A remarkable news story just came to light on Wednesday. As John Price, president and CEO of Houston-based Greffex Inc., told the Houston Business Journal that his company finished creating a coronavirus vaccine.
And the article states: “Greffex’s treatments use adenovirus-based vector vaccines, which are used to target various kinds of infectious diseases and cancers, according to research published in the peer reviewed journal Human Vaccines & Immunotherapeutics.”
Price added, “The trick in making a vaccine is can you scale the vaccine that you’ve made to be able to make a certain number of doses, can you test the vaccine quickly and efficiently and then can you get it into patients – and that’s where we have an edge as well on the other companies that are out there.”
While The New York Post printed: “If the vaccine wins government approval, Greffex will give it away for free to the hardest-hit countries.”
The company’s web site reads:
GreVac(TM) vaccines are based upon GREFFEX’s proprietary GreGT Genetic Engineering Technology as a fast and flexible plug-and-play vaccine architecture of fully deleted helper virus- independent adenoviral vectors of rare serotypes. The proprietary GreGT platform has been built upon two independently modifiable components to provide broad gene transfer applications.
The GreVac(TM) system incorporates versatility and speed to complement and ultimately change the present paradigm of immune protection against infectious diseases with a high eruption potential from the stockpiling of potential vaccine candidates to the just-in-time production of specific vaccines.
Beyond that, researchers from The University of Texas at Austin and the National Institutes of Health announced they had created the first 3D atomic scale map of the spike protein, the part of the coronavirus that infects human cells. While they indicated, “The atomic-level detail will enable the design and screening of small molecules with fusion-inhibiting potential. This information will support precision vaccine design and discovery of anti-viral therapeutics, accelerating medical countermeasure development.”
Lead researcher on the team Jason McLellan asserted: “As soon as we knew this was a coronavirus, we felt we had to jump at it because we could be one of the first ones to get this structure. We knew exactly what mutations to put into this, because we’ve already shown these mutations work for a bunch of other coronaviruses.”
As University of Texas’ News told, “Next, McLellan’s team plans to use their molecule to pursue another line of attack against the virus that causes COVID-19, using the molecule as a ‘probe’ to isolate naturally produced antibodies from patients who have been infected with the novel coronavirus and successfully recovered. In large enough quantities, these antibodies could help treat a coronavirus infection soon after exposure. For example, the antibodies could protect soldiers or health care workers sent into an area with high infection rates on too short notice for the immunity from a vaccine to take effect.”

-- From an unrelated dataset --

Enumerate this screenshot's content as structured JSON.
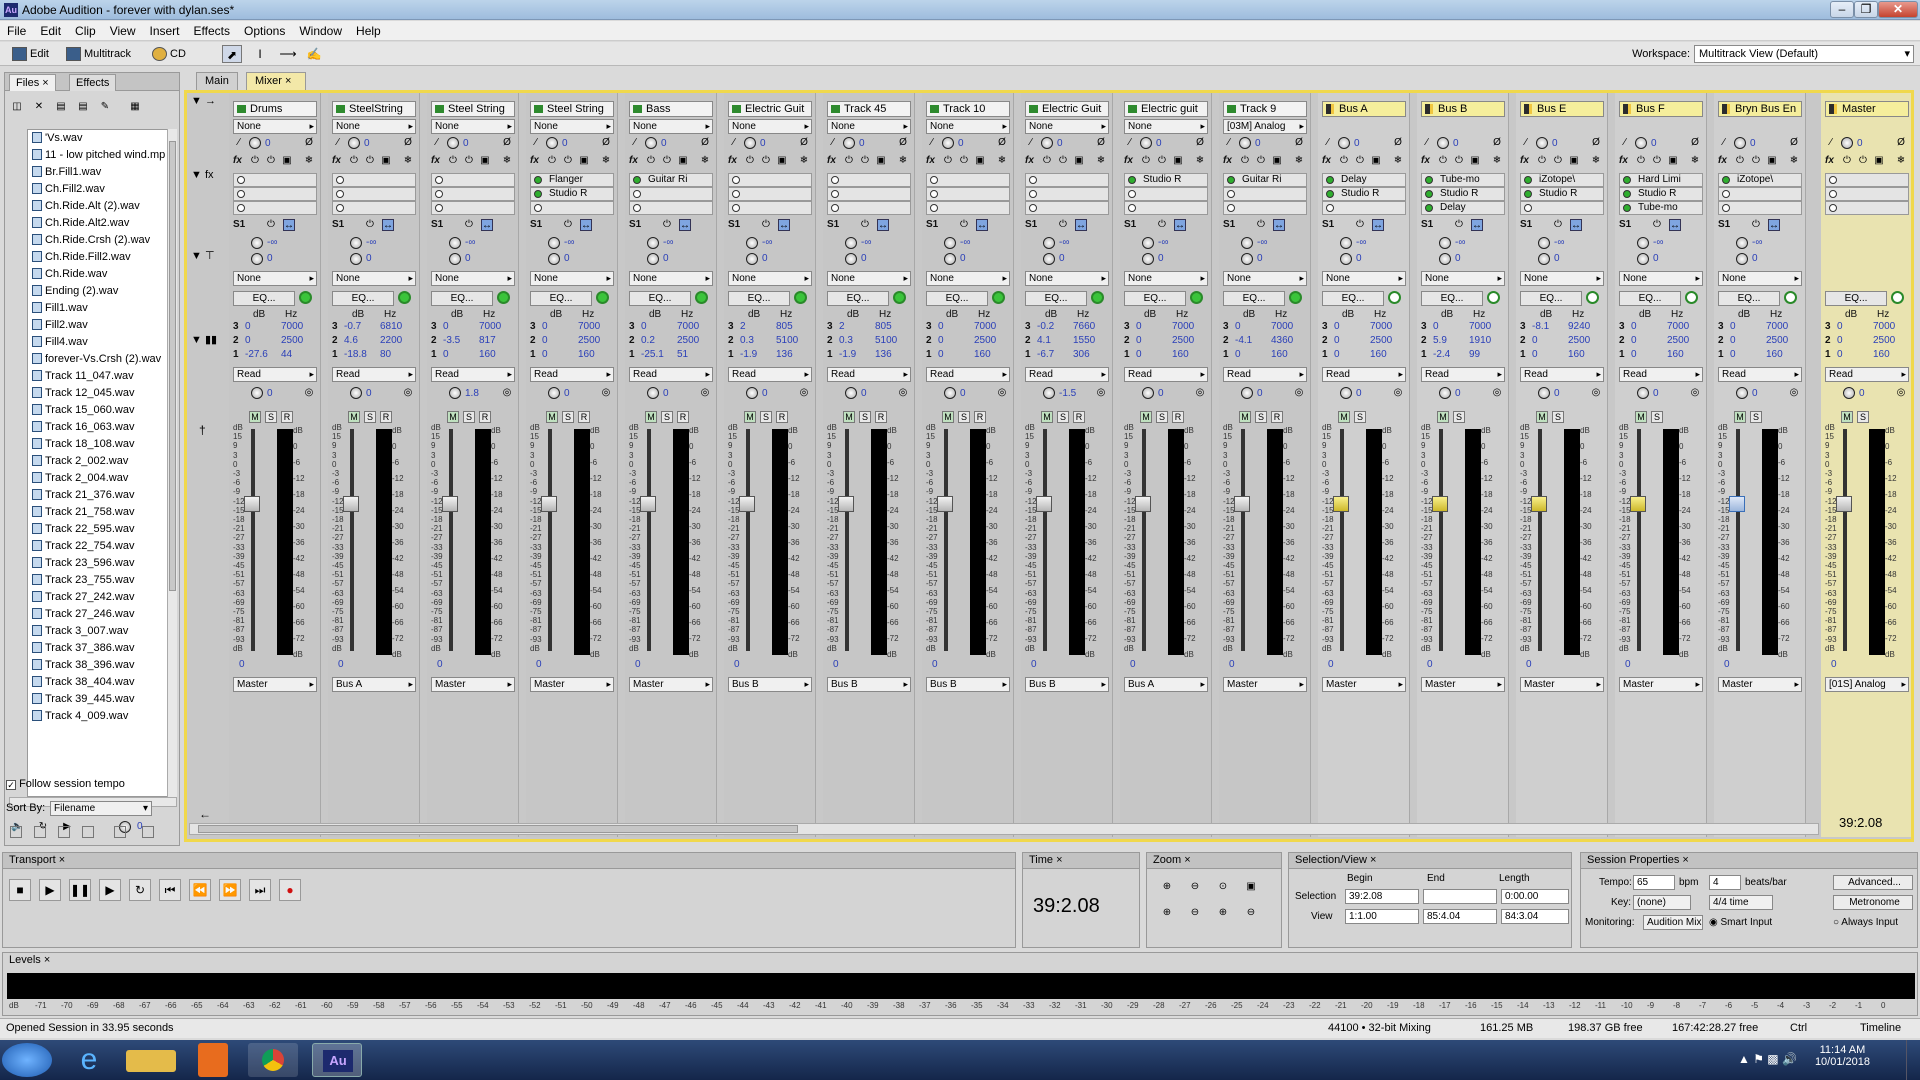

This sounds like a breath of fresh air to people all around the world.